= Problem to solve =
Exact copies of all the entries below are expected in the answer.

= Available data =
* * * *

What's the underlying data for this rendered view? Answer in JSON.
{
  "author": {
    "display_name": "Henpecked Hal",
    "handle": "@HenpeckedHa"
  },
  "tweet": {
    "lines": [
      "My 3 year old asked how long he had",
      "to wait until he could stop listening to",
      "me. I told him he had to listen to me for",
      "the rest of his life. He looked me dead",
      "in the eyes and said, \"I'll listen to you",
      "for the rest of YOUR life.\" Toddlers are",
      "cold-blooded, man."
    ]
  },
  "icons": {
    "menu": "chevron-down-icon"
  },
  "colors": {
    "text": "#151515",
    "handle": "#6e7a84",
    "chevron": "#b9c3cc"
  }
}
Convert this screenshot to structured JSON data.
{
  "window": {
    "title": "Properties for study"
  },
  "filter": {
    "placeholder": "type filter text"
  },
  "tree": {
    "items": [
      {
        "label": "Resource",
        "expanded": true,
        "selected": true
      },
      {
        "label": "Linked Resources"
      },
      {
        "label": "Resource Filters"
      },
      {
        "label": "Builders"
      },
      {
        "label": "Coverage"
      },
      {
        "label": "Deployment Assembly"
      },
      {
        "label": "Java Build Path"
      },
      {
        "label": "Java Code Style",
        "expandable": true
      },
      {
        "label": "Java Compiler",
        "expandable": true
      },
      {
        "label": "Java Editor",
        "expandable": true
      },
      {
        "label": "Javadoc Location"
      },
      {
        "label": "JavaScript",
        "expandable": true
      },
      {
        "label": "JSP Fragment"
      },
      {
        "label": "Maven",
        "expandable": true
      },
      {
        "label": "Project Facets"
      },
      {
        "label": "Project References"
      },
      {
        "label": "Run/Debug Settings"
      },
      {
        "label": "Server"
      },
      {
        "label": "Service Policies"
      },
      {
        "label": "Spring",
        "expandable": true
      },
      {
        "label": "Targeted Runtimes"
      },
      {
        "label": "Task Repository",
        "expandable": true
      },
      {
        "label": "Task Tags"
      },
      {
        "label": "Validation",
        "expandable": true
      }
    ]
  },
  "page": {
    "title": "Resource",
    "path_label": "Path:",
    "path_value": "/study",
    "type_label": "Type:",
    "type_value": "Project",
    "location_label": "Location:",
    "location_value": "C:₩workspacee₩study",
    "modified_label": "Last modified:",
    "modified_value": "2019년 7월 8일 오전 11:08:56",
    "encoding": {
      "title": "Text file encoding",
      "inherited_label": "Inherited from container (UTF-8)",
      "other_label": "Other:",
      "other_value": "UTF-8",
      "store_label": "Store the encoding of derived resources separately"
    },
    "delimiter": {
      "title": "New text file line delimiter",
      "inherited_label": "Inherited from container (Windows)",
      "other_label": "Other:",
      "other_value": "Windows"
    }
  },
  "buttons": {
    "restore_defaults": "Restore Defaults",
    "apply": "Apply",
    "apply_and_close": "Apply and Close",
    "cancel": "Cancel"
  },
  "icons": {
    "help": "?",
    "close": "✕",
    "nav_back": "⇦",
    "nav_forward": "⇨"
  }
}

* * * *

= Response =
What's the underlying data for this rendered view? Answer in JSON.
{
  "author": {
    "display_name": "Henpecked Hal",
    "handle": "@HenpeckedHa"
  },
  "tweet": {
    "lines": [
      "My 3 year old asked how long he had",
      "to wait until he could stop listening to",
      "me. I told him he had to listen to me for",
      "the rest of his life. He looked me dead",
      "in the eyes and said, \"I'll listen to you",
      "for the rest of YOUR life.\" Toddlers are",
      "cold-blooded, man."
    ]
  },
  "icons": {
    "menu": "chevron-down-icon"
  },
  "colors": {
    "text": "#151515",
    "handle": "#6e7a84",
    "chevron": "#b9c3cc"
  }
}
Convert this screenshot to structured JSON data.
{
  "window": {
    "title": "Properties for study"
  },
  "filter": {
    "placeholder": "type filter text"
  },
  "tree": {
    "items": [
      {
        "label": "Resource",
        "expanded": true,
        "selected": true
      },
      {
        "label": "Linked Resources"
      },
      {
        "label": "Resource Filters"
      },
      {
        "label": "Builders"
      },
      {
        "label": "Coverage"
      },
      {
        "label": "Deployment Assembly"
      },
      {
        "label": "Java Build Path"
      },
      {
        "label": "Java Code Style",
        "expandable": true
      },
      {
        "label": "Java Compiler",
        "expandable": true
      },
      {
        "label": "Java Editor",
        "expandable": true
      },
      {
        "label": "Javadoc Location"
      },
      {
        "label": "JavaScript",
        "expandable": true
      },
      {
        "label": "JSP Fragment"
      },
      {
        "label": "Maven",
        "expandable": true
      },
      {
        "label": "Project Facets"
      },
      {
        "label": "Project References"
      },
      {
        "label": "Run/Debug Settings"
      },
      {
        "label": "Server"
      },
      {
        "label": "Service Policies"
      },
      {
        "label": "Spring",
        "expandable": true
      },
      {
        "label": "Targeted Runtimes"
      },
      {
        "label": "Task Repository",
        "expandable": true
      },
      {
        "label": "Task Tags"
      },
      {
        "label": "Validation",
        "expandable": true
      }
    ]
  },
  "page": {
    "title": "Resource",
    "path_label": "Path:",
    "path_value": "/study",
    "type_label": "Type:",
    "type_value": "Project",
    "location_label": "Location:",
    "location_value": "C:₩workspacee₩study",
    "modified_label": "Last modified:",
    "modified_value": "2019년 7월 8일 오전 11:08:56",
    "encoding": {
      "title": "Text file encoding",
      "inherited_label": "Inherited from container (UTF-8)",
      "other_label": "Other:",
      "other_value": "UTF-8",
      "store_label": "Store the encoding of derived resources separately"
    },
    "delimiter": {
      "title": "New text file line delimiter",
      "inherited_label": "Inherited from container (Windows)",
      "other_label": "Other:",
      "other_value": "Windows"
    }
  },
  "buttons": {
    "restore_defaults": "Restore Defaults",
    "apply": "Apply",
    "apply_and_close": "Apply and Close",
    "cancel": "Cancel"
  },
  "icons": {
    "help": "?",
    "close": "✕",
    "nav_back": "⇦",
    "nav_forward": "⇨"
  }
}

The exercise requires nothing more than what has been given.